Great Power ContestFor over a century the Middle East has been an area of great concern to the major powers. To NATO and Europe its independence is vital, militarily and economically. Similarly the Soviet Union has important interests which we recognize.
Despite the depth of these interests-perhaps to some extent because of them-the major powers have not established a pattern of relationships with the Middle East which accommodates the interests of all. The concern caused by that fact is magnified by the instability and volatility of the region.
Any effort by any major power to secure a dominant position could exacerbate local disputes, affect Europe's security and increase the danger to world peace. We seek no such position; we cannot allow others to establish one.
We believe that the stability of the Middle East requires establishing a balance in the activities of the various outside powers involved there. Each must be free to pursue its own legitimate interests, but within the limits imposed by respect for the legitimate interests of others and the sovereignty of the nations of the area.
On this basis, the United States sought in 1969 and 1970 to enter into discussions with the Soviet Union on the Middle East question which would have global significance for us and them, and would also contribute to making constructive peace negotiations between the Arabs and Israelis possible.
We repeatedly made clear to the Soviet leaders our desire to limit the arms race in the Middle East on a reciprocal basis:
On February 4, 1970, I proposed to Chairman Kosygin that the United States and the Soviet Union discuss the question of limiting the arms which our two countries provide to the Middle East. The Soviets rejected this proposal as they had done similar proposals in the past.
On March 23 Secretary Rogers announced that we would hold in abeyance a decision on Israel's request for additional aircraft, pointing out that: "Restraint will be required on the part of other major suppliers to the Middle East. No nation can pursue a policy of seeking unilateral advantage in the area if peace is to be achieved."
The Soviet Union responded by stepping up the shipment of air- defense missiles and aircraft, manned by Soviet combat crews, to Egypt-the first time that Soviet combat crews have been moved to a nation outside the Communist orbit.
While indicating that the U.S. preferred restraint in the shipment of arms, I have also repeatedly stated that the military balance between the Arab states and Israel must be maintained.
In my February 4 letter to Chairman Kosygin I made clear that the United States would not hesitate to provide arms to Israel if they were required in order to maintain that balance. On July 31 I said publicly:
It is an integral part of our cease-fire proposal that neither side is to use the cease-fire period to improve its military position in the area of the cease-fire lines. All would have to refrain from... undertaking a military buildup of any kind in such an area.
The Soviet Union's disregard for this essential foundation for peace talks raised serious doubts about its readiness to cooperate in the effort to achieve peace. Against this background, the United States had no choice but to take further steps to help maintain the military balance.
Throughout most of 1969 we had attempted to engage the Soviet Union in developing a basis for Arab-Israeli negotiations.
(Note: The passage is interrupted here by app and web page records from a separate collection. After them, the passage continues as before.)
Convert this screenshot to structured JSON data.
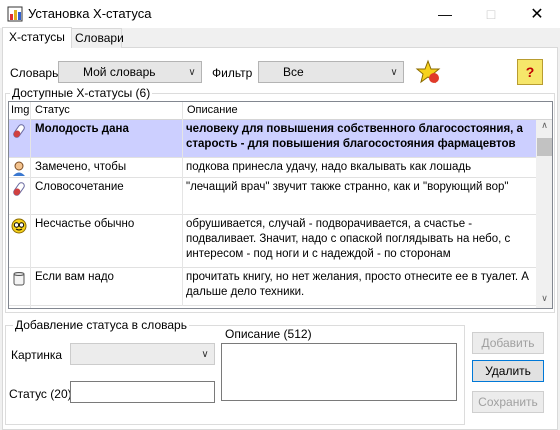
{
  "window": {
    "title": "Установка X-статуса"
  },
  "tabs": [
    {
      "label": "X-статусы",
      "active": true
    },
    {
      "label": "Словари",
      "active": false
    }
  ],
  "toolbar": {
    "dict_label": "Словарь",
    "dict_value": "Мой словарь",
    "filter_label": "Фильтр",
    "filter_value": "Все",
    "favorite_icon": "star-icon",
    "help_label": "?"
  },
  "available": {
    "group_label": "Доступные X-статусы (6)",
    "columns": [
      "Img",
      "Статус",
      "Описание"
    ],
    "rows": [
      {
        "icon": "pill-icon",
        "status": "Молодость дана",
        "description": "человеку для повышения собственного благосостояния, а старость - для повышения благосостояния фармацевтов",
        "selected": true
      },
      {
        "icon": "person-icon",
        "status": "Замечено, чтобы",
        "description": "подкова принесла удачу, надо вкалывать как лошадь",
        "selected": false
      },
      {
        "icon": "pill-icon",
        "status": "Словосочетание",
        "description": "\"лечащий врач\" звучит также странно, как и \"ворующий вор\"",
        "selected": false
      },
      {
        "icon": "nerd-face-icon",
        "status": "Несчастье обычно",
        "description": "обрушивается, случай - подворачивается, а счастье - подваливает. Значит, надо с опаской поглядывать на небо, с интересом - под ноги и с надеждой - по сторонам",
        "selected": false
      },
      {
        "icon": "toilet-paper-icon",
        "status": "Если вам надо",
        "description": "прочитать книгу, но нет желания, просто отнесите ее в туалет. А дальше дело техники.",
        "selected": false
      }
    ]
  },
  "add": {
    "group_label": "Добавление статуса в словарь",
    "picture_label": "Картинка",
    "picture_value": "",
    "status_label": "Статус (20)",
    "status_value": "",
    "desc_label": "Описание (512)",
    "desc_value": "",
    "add_button": "Добавить",
    "delete_button": "Удалить",
    "save_button": "Сохранить"
  },
  "colors": {
    "selection": "#cccfff",
    "focus_border": "#0078d7"
  }
}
Our talks with the Soviets focused particularly on three points:
- The need for an Arab commitment to accept specific obligations in a peace agreement with Israel.
- The need for an Israeli commitment to withdraw from occupied territories as part of a binding peace which establishes recognized and secure boundaries.
- The need for both sides to enter a genuine negotiating process to work out the detailed terms of a peace settlement between them.
The Soviets have persistently called for an Israeli commitment to total withdrawal from all occupied territories. The Soviets have also called for a refugee settlement which inadequately reflects the practical human and security problems involved on both sides. The United States has recognized that any changes in prewar borders should be insubstantial, but we insist that any agreement to fix final borders must be directly linked in a peace agreement to mutually agreed practical arrangements that would make these secure. These are matters for negotiation between the parties. The Soviets have insisted, however, that the major powers make these judgments and, in effect, impose them on the parties.
In June 1970 the U.S.S.R. offered further formulations on some of the obligations that all parties would undertake for preventing hostile acts from their soil and on the precise time when peace would come into effect in relation to the withdrawal of troops to final borders. But these formulations, which were modifications of earlier Soviet proposals, came belatedly and still failed to take into account the need for a negotiating process engaging the parties themselves.
The U.S. continues to welcome Soviet suggestions for a settlement. But to be serious, they must meet the legitimate concerns of not one but both sides.